*WORK INSTRUCTION*:
Show all lines of the entries in which the word "Sent" is found.

● ● ● ● ●

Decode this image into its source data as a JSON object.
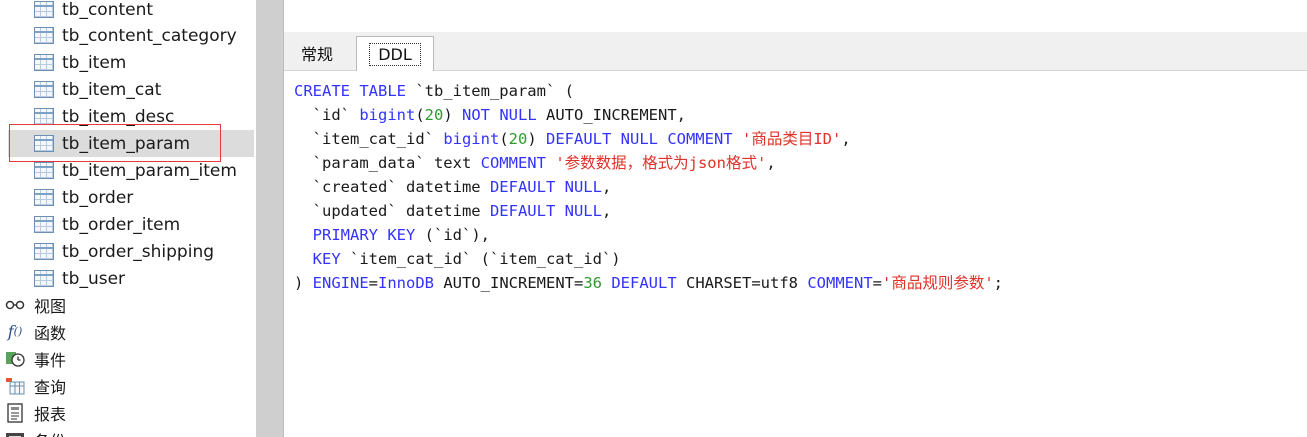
{
  "sidebar": {
    "tables": [
      {
        "name": "tb_content",
        "selected": false
      },
      {
        "name": "tb_content_category",
        "selected": false
      },
      {
        "name": "tb_item",
        "selected": false
      },
      {
        "name": "tb_item_cat",
        "selected": false
      },
      {
        "name": "tb_item_desc",
        "selected": false
      },
      {
        "name": "tb_item_param",
        "selected": true
      },
      {
        "name": "tb_item_param_item",
        "selected": false
      },
      {
        "name": "tb_order",
        "selected": false
      },
      {
        "name": "tb_order_item",
        "selected": false
      },
      {
        "name": "tb_order_shipping",
        "selected": false
      },
      {
        "name": "tb_user",
        "selected": false
      }
    ],
    "objects": [
      {
        "label": "视图",
        "icon": "glasses-icon"
      },
      {
        "label": "函数",
        "icon": "function-icon"
      },
      {
        "label": "事件",
        "icon": "event-clock-icon"
      },
      {
        "label": "查询",
        "icon": "query-icon"
      },
      {
        "label": "报表",
        "icon": "report-icon"
      },
      {
        "label": "备份",
        "icon": "backup-icon"
      }
    ]
  },
  "tabs": {
    "general": "常规",
    "ddl": "DDL",
    "active": "ddl"
  },
  "ddl": {
    "l1_kw": "CREATE TABLE",
    "l1_name": " `tb_item_param` (",
    "l2_col": "  `id` ",
    "l2_type": "bigint",
    "l2_p1": "(",
    "l2_num": "20",
    "l2_p2": ") ",
    "l2_kw": "NOT NULL",
    "l2_rest": " AUTO_INCREMENT,",
    "l3_col": "  `item_cat_id` ",
    "l3_type": "bigint",
    "l3_p1": "(",
    "l3_num": "20",
    "l3_p2": ") ",
    "l3_kw": "DEFAULT NULL COMMENT",
    "l3_sp": " ",
    "l3_str": "'商品类目ID'",
    "l3_end": ",",
    "l4_col": "  `param_data` text ",
    "l4_kw": "COMMENT",
    "l4_sp": " ",
    "l4_str": "'参数数据，格式为json格式'",
    "l4_end": ",",
    "l5_col": "  `created` datetime ",
    "l5_kw": "DEFAULT NULL",
    "l5_end": ",",
    "l6_col": "  `updated` datetime ",
    "l6_kw": "DEFAULT NULL",
    "l6_end": ",",
    "l7_kw": "  PRIMARY KEY",
    "l7_rest": " (`id`),",
    "l8_kw": "  KEY",
    "l8_rest": " `item_cat_id` (`item_cat_id`)",
    "l9_p": ") ",
    "l9_kw1": "ENGINE",
    "l9_eq1": "=",
    "l9_kw2": "InnoDB",
    "l9_ai": " AUTO_INCREMENT=",
    "l9_num": "36",
    "l9_sp1": " ",
    "l9_kw3": "DEFAULT",
    "l9_cs": " CHARSET=utf8 ",
    "l9_kw4": "COMMENT",
    "l9_eq2": "=",
    "l9_str": "'商品规则参数'",
    "l9_end": ";"
  },
  "colors": {
    "keyword": "#3333ff",
    "number": "#2e9a2e",
    "string": "#e0312a",
    "selection_outline": "#e33a3a"
  }
}
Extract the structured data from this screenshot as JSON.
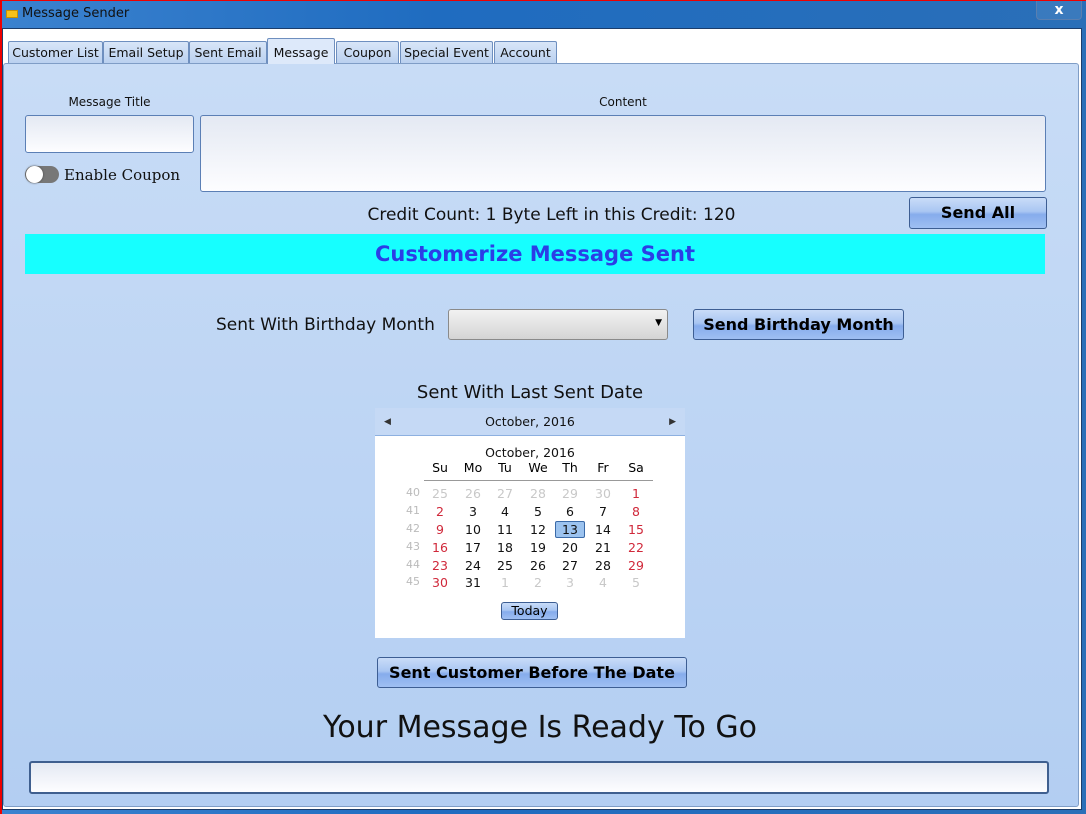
{
  "window": {
    "title": "Message Sender",
    "close_icon": "x"
  },
  "tabs": [
    {
      "label": "Customer List"
    },
    {
      "label": "Email Setup"
    },
    {
      "label": "Sent Email"
    },
    {
      "label": "Message",
      "active": true
    },
    {
      "label": "Coupon"
    },
    {
      "label": "Special Event"
    },
    {
      "label": "Account"
    }
  ],
  "message": {
    "title_label": "Message Title",
    "title_value": "",
    "content_label": "Content",
    "content_value": "",
    "coupon_toggle_label": "Enable Coupon",
    "coupon_enabled": false,
    "credit_text": "Credit Count: 1  Byte Left in this Credit: 120",
    "send_all": "Send All",
    "banner": "Customerize Message Sent",
    "birthday_label": "Sent With Birthday Month",
    "birthday_value": "",
    "send_birthday": "Send Birthday Month",
    "last_date_label": "Sent With Last Sent Date",
    "send_before": "Sent Customer Before The Date",
    "status": "Your Message Is Ready To Go",
    "output_value": ""
  },
  "calendar": {
    "header": "October, 2016",
    "month_title": "October, 2016",
    "days": [
      "Su",
      "Mo",
      "Tu",
      "We",
      "Th",
      "Fr",
      "Sa"
    ],
    "weeks": [
      {
        "n": "40",
        "d": [
          "25",
          "26",
          "27",
          "28",
          "29",
          "30",
          "1"
        ]
      },
      {
        "n": "41",
        "d": [
          "2",
          "3",
          "4",
          "5",
          "6",
          "7",
          "8"
        ]
      },
      {
        "n": "42",
        "d": [
          "9",
          "10",
          "11",
          "12",
          "13",
          "14",
          "15"
        ]
      },
      {
        "n": "43",
        "d": [
          "16",
          "17",
          "18",
          "19",
          "20",
          "21",
          "22"
        ]
      },
      {
        "n": "44",
        "d": [
          "23",
          "24",
          "25",
          "26",
          "27",
          "28",
          "29"
        ]
      },
      {
        "n": "45",
        "d": [
          "30",
          "31",
          "1",
          "2",
          "3",
          "4",
          "5"
        ]
      }
    ],
    "selected": "13",
    "today": "Today",
    "colors": {
      "weekend": "#d0283a",
      "other_month": "#c8c8c8",
      "selected_bg": "#9cc3ef"
    }
  }
}
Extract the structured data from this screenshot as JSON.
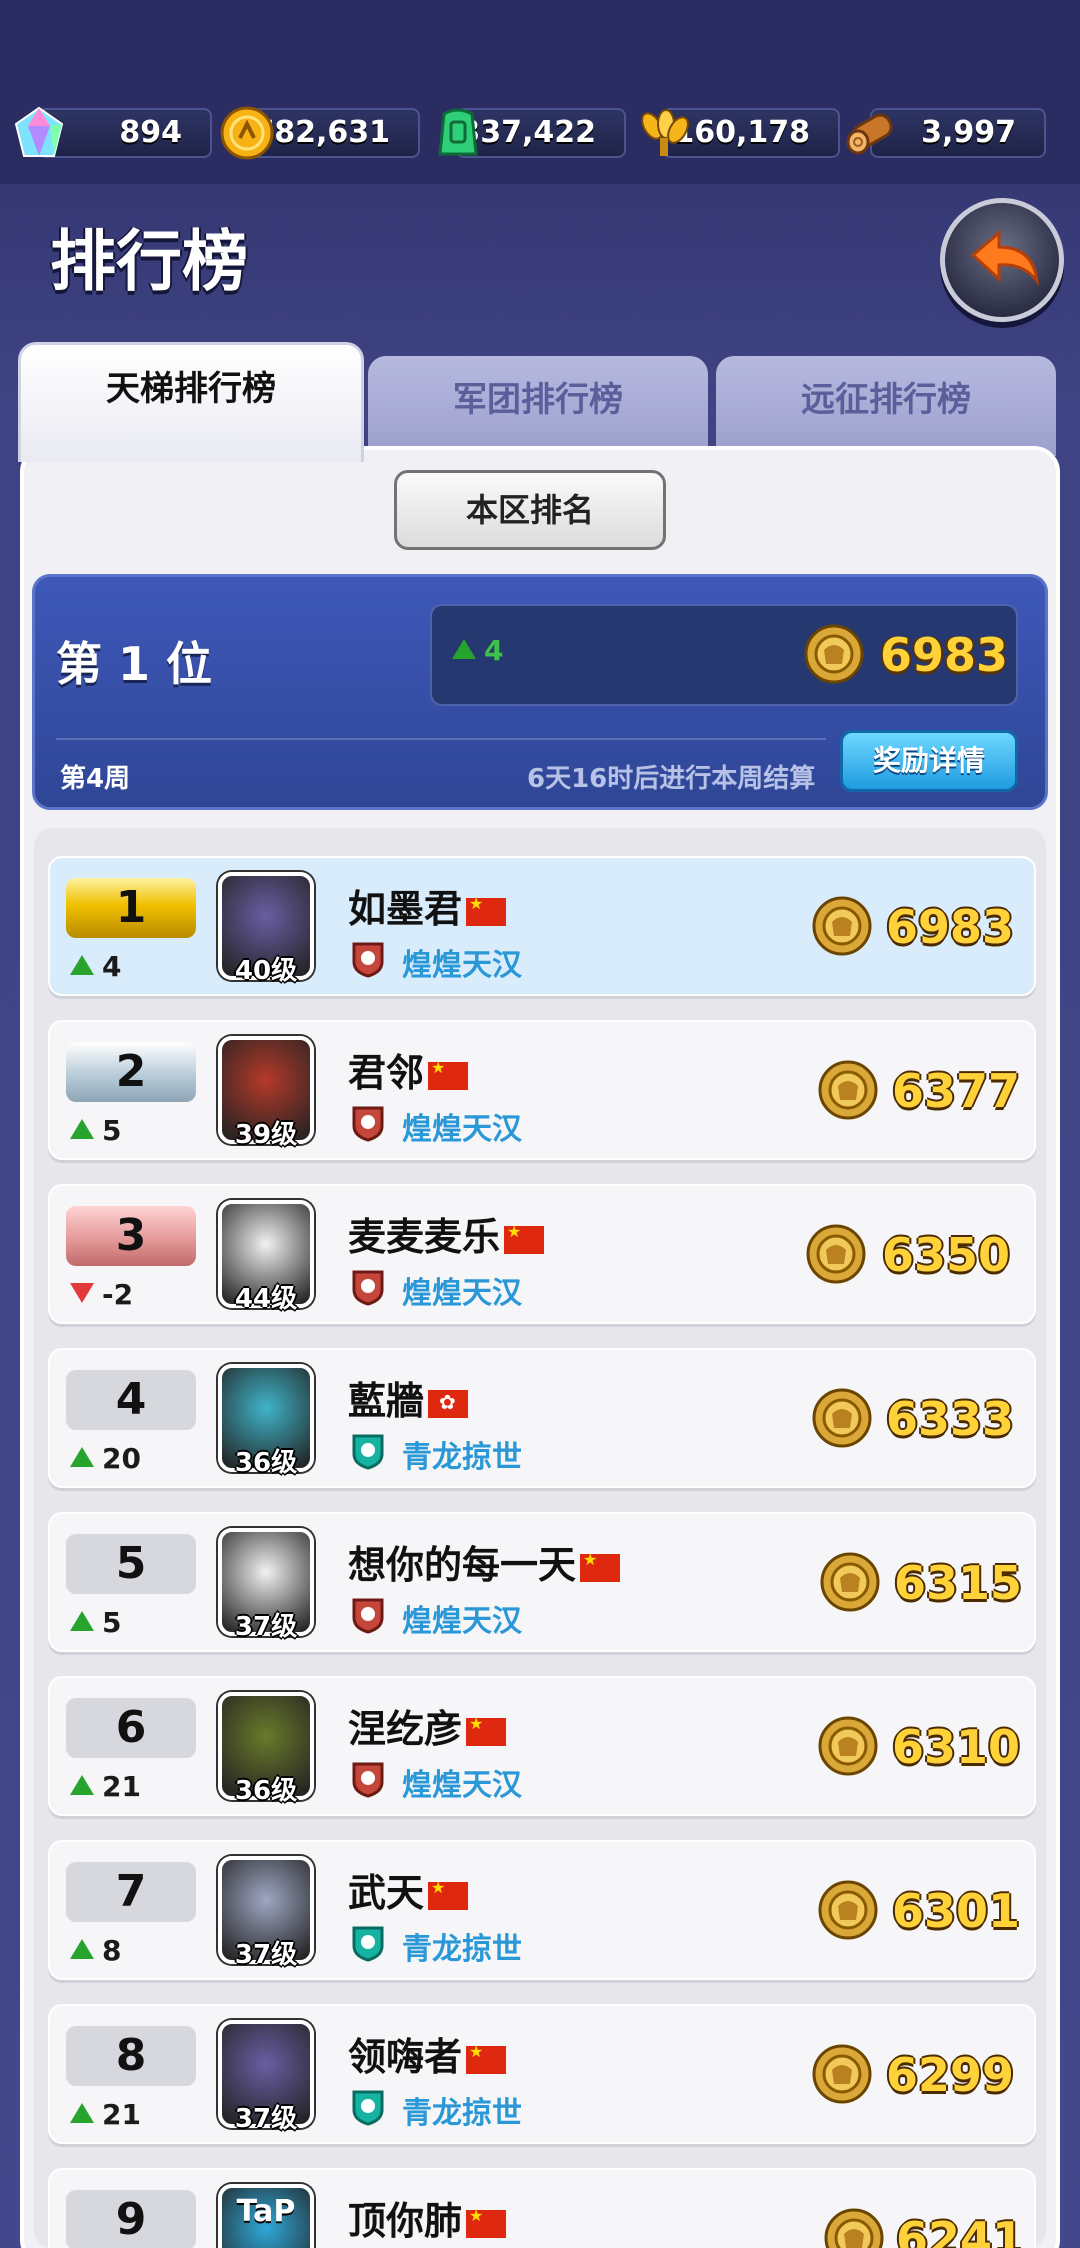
{
  "resources": [
    {
      "name": "gem",
      "icon": "gem-icon",
      "value": "894"
    },
    {
      "name": "gold",
      "icon": "gold-coin-icon",
      "value": "782,631"
    },
    {
      "name": "jade",
      "icon": "jade-tablet-icon",
      "value": "337,422"
    },
    {
      "name": "grain",
      "icon": "wheat-icon",
      "value": "160,178"
    },
    {
      "name": "wood",
      "icon": "wood-log-icon",
      "value": "3,997"
    }
  ],
  "header": {
    "title": "排行榜",
    "back_icon": "back-arrow-icon"
  },
  "tabs": [
    {
      "label": "天梯排行榜",
      "active": true
    },
    {
      "label": "军团排行榜",
      "active": false
    },
    {
      "label": "远征排行榜",
      "active": false
    }
  ],
  "region_button": "本区排名",
  "my_rank": {
    "position": "第 1 位",
    "change": "4",
    "score": "6983",
    "week": "第4周",
    "settle_text": "6天16时后进行本周结算",
    "reward_button": "奖励详情"
  },
  "rows": [
    {
      "rank": "1",
      "change": "4",
      "dir": "up",
      "name": "如墨君",
      "flag": "cn",
      "level": "40级",
      "legion": "煌煌天汉",
      "legion_icon": "red-legion-icon",
      "score": "6983"
    },
    {
      "rank": "2",
      "change": "5",
      "dir": "up",
      "name": "君邻",
      "flag": "cn",
      "level": "39级",
      "legion": "煌煌天汉",
      "legion_icon": "red-legion-icon",
      "score": "6377"
    },
    {
      "rank": "3",
      "change": "-2",
      "dir": "down",
      "name": "麦麦麦乐",
      "flag": "cn",
      "level": "44级",
      "legion": "煌煌天汉",
      "legion_icon": "red-legion-icon",
      "score": "6350"
    },
    {
      "rank": "4",
      "change": "20",
      "dir": "up",
      "name": "藍牆",
      "flag": "hk",
      "level": "36级",
      "legion": "青龙掠世",
      "legion_icon": "teal-legion-icon",
      "score": "6333"
    },
    {
      "rank": "5",
      "change": "5",
      "dir": "up",
      "name": "想你的每一天",
      "flag": "cn",
      "level": "37级",
      "legion": "煌煌天汉",
      "legion_icon": "red-legion-icon",
      "score": "6315"
    },
    {
      "rank": "6",
      "change": "21",
      "dir": "up",
      "name": "涅纥彦",
      "flag": "cn",
      "level": "36级",
      "legion": "煌煌天汉",
      "legion_icon": "red-legion-icon",
      "score": "6310"
    },
    {
      "rank": "7",
      "change": "8",
      "dir": "up",
      "name": "武天",
      "flag": "cn",
      "level": "37级",
      "legion": "青龙掠世",
      "legion_icon": "teal-legion-icon",
      "score": "6301"
    },
    {
      "rank": "8",
      "change": "21",
      "dir": "up",
      "name": "领嗨者",
      "flag": "cn",
      "level": "37级",
      "legion": "青龙掠世",
      "legion_icon": "teal-legion-icon",
      "score": "6299"
    },
    {
      "rank": "9",
      "name": "顶你肺",
      "flag": "cn",
      "score": "6241",
      "avatar_text": "TaP"
    }
  ],
  "colors": {
    "gold_score": "#ffd23a",
    "legion_text": "#2a97d6",
    "up": "#28a42e",
    "down": "#e23a3a",
    "panel_blue": "#3e58b9"
  }
}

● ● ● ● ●

*RESULT BELOW*:
      "label": "Sent Email"
    "banner": "Customerize Message Sent",
    "birthday_label": "Sent With Birthday Month",
    "last_date_label": "Sent With Last Sent Date",
    "send_before": "Sent Customer Before The Date",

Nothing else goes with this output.